- About 16 million adolescent girls give birth every year – most in low- and middle-income countries.
- An estimated three million girls aged 15-19 undergo unsafe abortions every year.
- In low- and middle-income countries, complications from pregnancy and childbirth are a leading cause of death among girls aged 15-19 years.
- Stillbirths and newborn deaths are 50% higher among infants of adolescent mothers than among infants of women aged 20-29 years.
- Infants of adolescent mothers are more likely to have low birth weight.
About 16 million girls aged 15 to 19 years and two million girls under the age of 15 give birth every year. Worldwide, one in five girls has given birth by the age of 18. In the poorest regions of the world, this figure rises to over one in three girls.
Almost all adolescent births – about 95% – occur in low- and middle-income countries. Within countries, adolescent births are more likely to occur among poor, less educated and rural populations.
Several factors contribute to adolescent births.
In many societies, girls may be under pressure to marry and bear children early, or they may have limited educational and employment prospects.
In low- and middle-income countries, over 30% of girls marry before they are 18 years of age; around 14% before the age of 15. Moreover, married adolescents are likely to become pregnant and give birth in accordance with social norms. Education, on the other hand, is a major protective factor for early pregnancy: the more years of schooling, the fewer early pregnancies. Birth rates among women with low education are higher than for those with secondary or tertiary education.
Some adolescents do not know how to avoid becoming pregnant, or are unable to obtain contraceptives. However, even where contraceptives are widely available, sexually active adolescents are less likely to use contraceptives than adults. In Latin America, Europe and Asia only 42-68% of adolescents who are married or in partnerships use contraceptives. In Africa the rate ranges from 3-49%.
There is a lack of sexuality education in many countries. A global coverage measure related to sexuality education estimates that only 36% of young men and 24% of young women aged 15-24 in low- and middle-income countries have comprehensive and correct knowledge of how to prevent HIV.
In some situations, adolescent girls may be unable to refuse sex. Sexual violence is widespread and particularly affects adolescent girls. More than one third of girls in some countries report that their first sexual encounter was coerced.
Pregnant adolescents are more likely than adults to have unsafe abortions. An estimated three million unsafe abortions occur globally every year among girls aged 15-19 years. Unsafe abortions contribute substantially to lasting health problems and maternal deaths.
Having babies during adolescence has serious consequences for the health of the girl and her infant, especially in areas with weak health systems. In some countries, adolescents are less likely than adults to obtain skilled care before, during and after childbirth.
Complications from pregnancy and childbirth are the leading cause of death among girls aged 15-19 years in many low- and middle-income countries. Stillbirths and newborn deaths are 50% higher among infants born to adolescent mothers than among those born to mothers aged 20-29 years.

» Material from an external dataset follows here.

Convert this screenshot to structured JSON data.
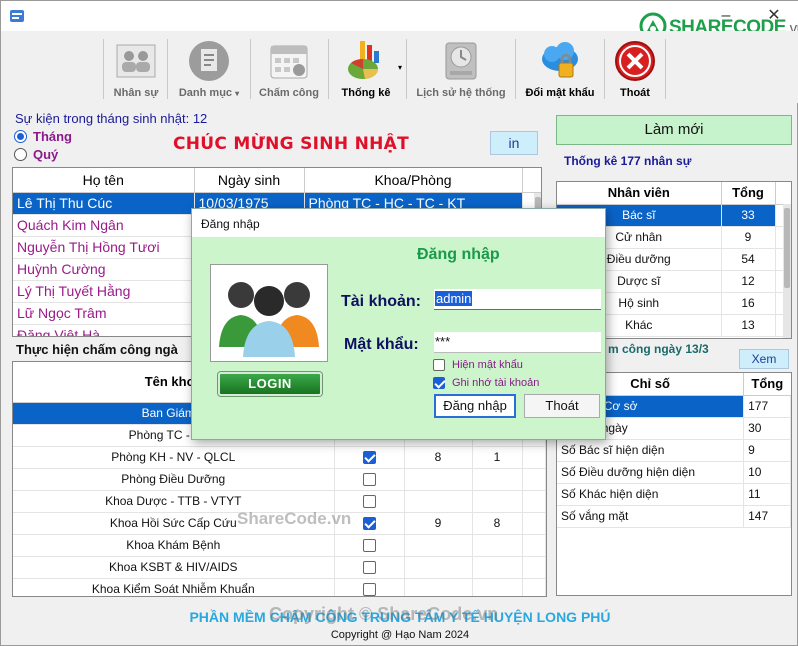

Infants of adolescent mothers are also more likely to have low birth weight, which can have a long-term impact on their health and development.
Adolescent pregnancy is a major contributor to maternal and child mortality, and to the vicious cycle of ill-health and poverty. The Global strategy for women’s and children’s health, launched by the United Nations Secretary-General in 2010, stresses the importance of addressing the health and welfare of adolescent girls in order to achieve the fifth Millennium Development Goal on maternal mortality reduction.
In May 2011, the World Health Assembly adopted a resolution urging Member States to accelerate actions to improve the health of young people. It included these specific measures:
- reviewing and revising policies to protect young people from early child-bearing;
- providing access to contraception and reproductive health care services; and
- promoting access to accurate information on sexual and reproductive health.
WHO published guidelines on how to prevent early pregnancies and poor reproductive outcomes among adolescents in low- and middle-income countries. Prepared in partnership with the United Nations Population Fund (UNFPA), the guidelines were based on a systematic review of the existing research as well as consultation with policy-makers, programme managers and front-line health workers. They contain evidence-based recommendations on actions that countries can take, targeting six key objectives:
- reducing marriage before the age of 18;
- creating understanding and support to reduce pregnancy before the age of 20;
- increasing the use of contraception by adolescents at risk of unintended pregnancy;
- reducing coerced sex among adolescents;
- reducing unsafe abortion among adolescents;
- increasing the use of skilled antenatal, childbirth and postnatal care among adolescents.
In addition to calling for action to prevent adolescent pregnancies, the guidelines and accompanying policy briefs call for further research and set out directions for this to take.
A report on Early marriages, adolescent and young pregnancies for the Sixty-fifth World Health Assembly to be held in May 2012 refers to the guidelines.